“We have seen two brilliant performances from two 21-year old stars in the league,” esteemed Knicks’ broadcaster Mike Breen gushed about Kristaps Porzingis and Karl-Anthony Towns as Towns shot free throws during the final minute of New York’s 106-104 road victory over the Timberwolves on Wednesday night.
Porzingis versus Towns more than lived up to the hype, as KP recorded 29 points, eight rebounds, four assists, and three blocks. KAT countered with a career-high 47 points, a season-high 18, rebounds, and three rejections on 15-22 shooting. Now they shift venues to Madison Square Garden for tonight’s matchup, which will mark the last meeting between the two budding superstars this season.
It’s always a thrill for fans when the two best players from the same draft class go up against each other. It becomes a real story line when they play the same or similar positions. This is going to be a rivalry — probably not a contentious one given their unique friendship off the court — for hopefully many, many years to come.
“The sky’s the limit for them two guys in this league,” Carmelo Anthony told reporters. “Towns, playing the way he’s playing, Kristaps, getting better and better each day, they’ll be around for a long time. They’ll be face of this league in a couple of years.”
With all of the talk about the NBA’s big man renaissance, it’s exciting to see Towns and Porzingis embody the futuristic NBA big man.
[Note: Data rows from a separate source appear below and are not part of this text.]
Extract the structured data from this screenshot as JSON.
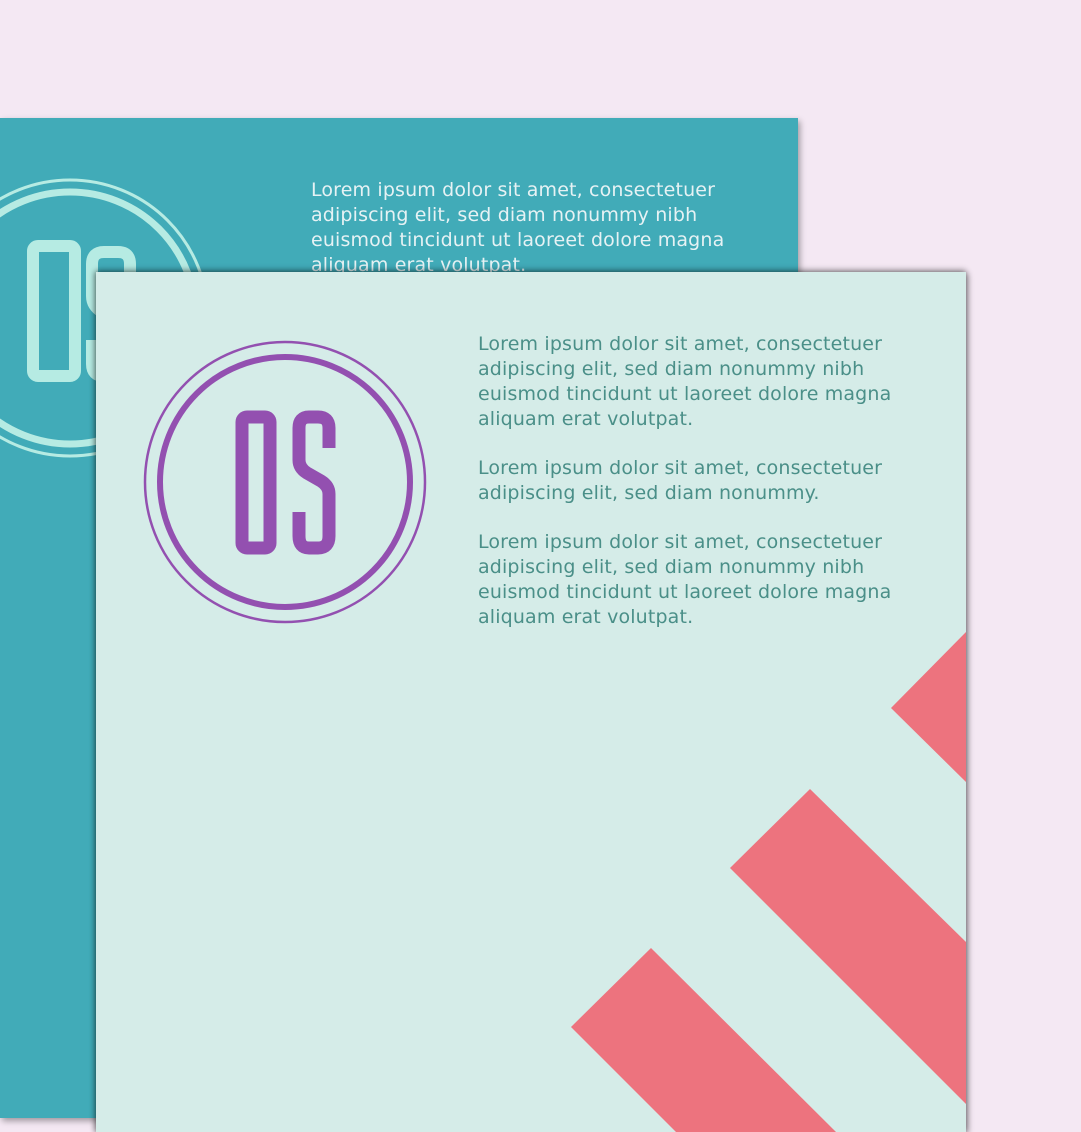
{
  "colors": {
    "background": "#f4e8f3",
    "back_sheet": "#41abb8",
    "front_sheet": "#d5ece8",
    "back_logo": "#b6ebe3",
    "front_logo": "#9350b0",
    "back_text": "#e6f2f4",
    "front_text": "#4a8f88",
    "stripe": "#ed737e"
  },
  "back_sheet": {
    "logo_text": "OS",
    "paragraphs": [
      "Lorem ipsum dolor sit amet, consectetuer\nadipiscing elit, sed diam nonummy nibh\neuismod tincidunt ut laoreet dolore magna\naliquam erat volutpat."
    ]
  },
  "front_sheet": {
    "logo_text": "OS",
    "paragraphs": [
      "Lorem ipsum dolor sit amet, consectetuer\nadipiscing elit, sed diam nonummy nibh\neuismod tincidunt ut laoreet dolore magna\naliquam erat volutpat.",
      "Lorem ipsum dolor sit amet, consectetuer\nadipiscing elit, sed diam nonummy.",
      "Lorem ipsum dolor sit amet, consectetuer\nadipiscing elit, sed diam nonummy nibh\neuismod tincidunt ut laoreet dolore magna\naliquam erat volutpat."
    ]
  }
}
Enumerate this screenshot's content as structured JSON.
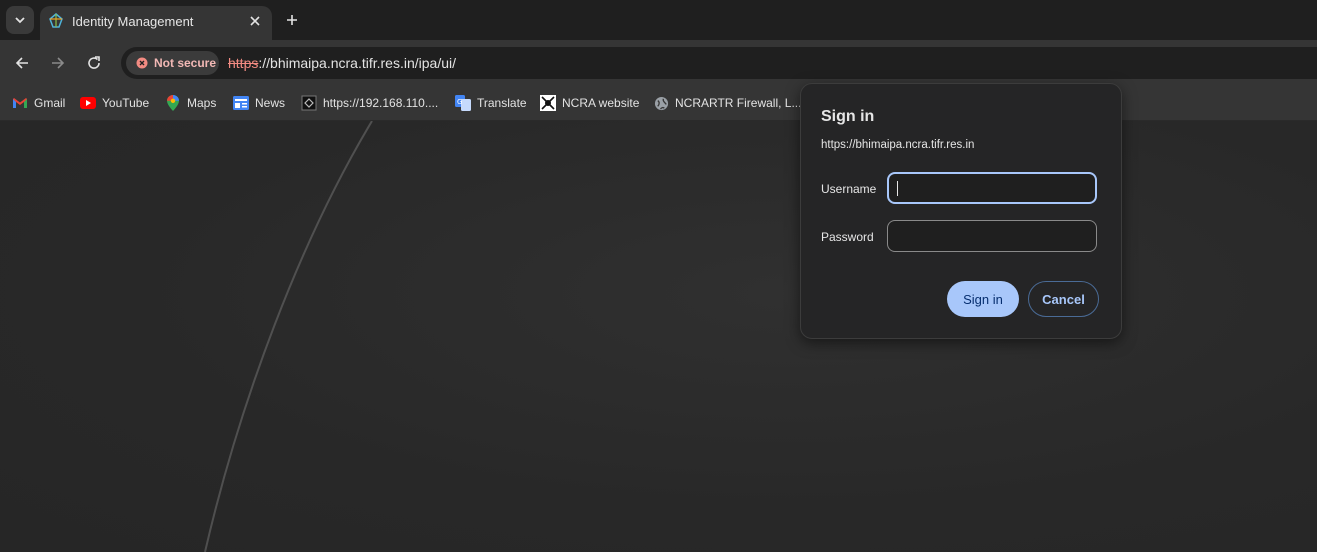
{
  "tab": {
    "title": "Identity Management",
    "favicon": "freeipa-icon"
  },
  "toolbar": {
    "security_label": "Not secure",
    "url_scheme": "https",
    "url_rest": "://bhimaipa.ncra.tifr.res.in/ipa/ui/"
  },
  "bookmarks": [
    {
      "label": "Gmail",
      "icon": "gmail-icon"
    },
    {
      "label": "YouTube",
      "icon": "youtube-icon"
    },
    {
      "label": "Maps",
      "icon": "maps-icon"
    },
    {
      "label": "News",
      "icon": "news-icon"
    },
    {
      "label": "https://192.168.110....",
      "icon": "site-icon"
    },
    {
      "label": "Translate",
      "icon": "translate-icon"
    },
    {
      "label": "NCRA website",
      "icon": "ncra-icon"
    },
    {
      "label": "NCRARTR Firewall, L...",
      "icon": "globe-icon"
    }
  ],
  "dialog": {
    "title": "Sign in",
    "origin": "https://bhimaipa.ncra.tifr.res.in",
    "username_label": "Username",
    "username_value": "",
    "password_label": "Password",
    "password_value": "",
    "signin_label": "Sign in",
    "cancel_label": "Cancel"
  },
  "colors": {
    "accent": "#a8c7fa",
    "not_secure": "#f28b82"
  }
}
Either player can post up inside or step behind the 3-point. The two can stroke threes, rebound and block shots. They share franchise-altering skill sets, high basketball IQ’s, and have the added rivalry chip of being drafted within a few of picks of each other.
The two can throw down lobs at the rim just as well as they can drains 3s from outside, making them one of the few players versatile enough to do both. Ian Begley of ESPN.com noted that entering last season, there were 22 rookies in the 3-point era (since 1979-80) who were 7-footers with 100 blocks, according to ESPN Stats & Information. Those 22 rookies made a total of five 3-pointers. Towns and Porzingis combined for 272 blocks a season ago, but also connected on 111 3-pointers — 106 more than the other group of 7-foot shot-blocking freshman.
“We are two big men that can kind of change the game,” Porzingis said.
After the boos he endured on draft night, the 7-foot-3 Latvian has captured the imagination of Knicks fans in a way no youngster has since the early days of Patrick Ewing. As a rookie, Porzingis became the only player in the history of the NBA to score more than 1000 points, grab 500-plus rebounds, make 75-plus three-pointers, and block more than a 100 shots. He averaged 14.3 points, 7.3 rebounds and 1.9 blocks in 28.4 minutes per game.
You’ll often hear Porzingis compared to Dirk Nowitzki. They’re both tall Europeans with fun names and nice 3-point strokes, so the comparison has merit. But that’s about all they have in common, and Nowitzki even said last season that Porzingis is “way ahead of the curve compared to when I was 20.” For comparisons’ sake, KP is to Dirk as KAT is to Duncan.
Towns has flown far more under the radar, likely because of geography, but the Piscataway, NJ, product tore through the league as a rookie last season in a way that few others have over the past 20 years – perhaps not since LeBron James’ rookie season in 2003-04. He averaged 18 points, 10 rebounds, two rebounds and nearly two assists while shooting 54 percent from the field and almost 34 percent from long range.
Towns was Rookie of the Year last season, Porzingis the runner-up. The two NBA sophomores are each just 21 freakin years old. In the long run, it doesn’t matter who’s better now. But the PER 36 for the two this season shows that they are both growing into absolute monsters.
While the two youngsters are arguably the best up-and-coming post players on the court, it’s the way that Porzingis and Towns carry themselves off the court that is equally impressive. For two guys who just turned of legal age to buy alcohol, they act like they’ve been in the Association for over a decade. Now the question becomes, whom would you take for the next ten plus years?
This is like asking, “Do you want the Lamborghini or the Ferrari.” I do believe right now Towns is the better player, but Porzingis wasn’t supposed to be THIS good already, he was believed to need some time to develop. I may be somewhat biased, but I think Porzingis’ effortless range, and the fact that he has another level to reach physically, gives him just a bit of a higher ceiling than Towns.
It’s obviously way too early to pencil either into the Hall of Fame, but the NBA should be in good hands for years to come thanks to these guys.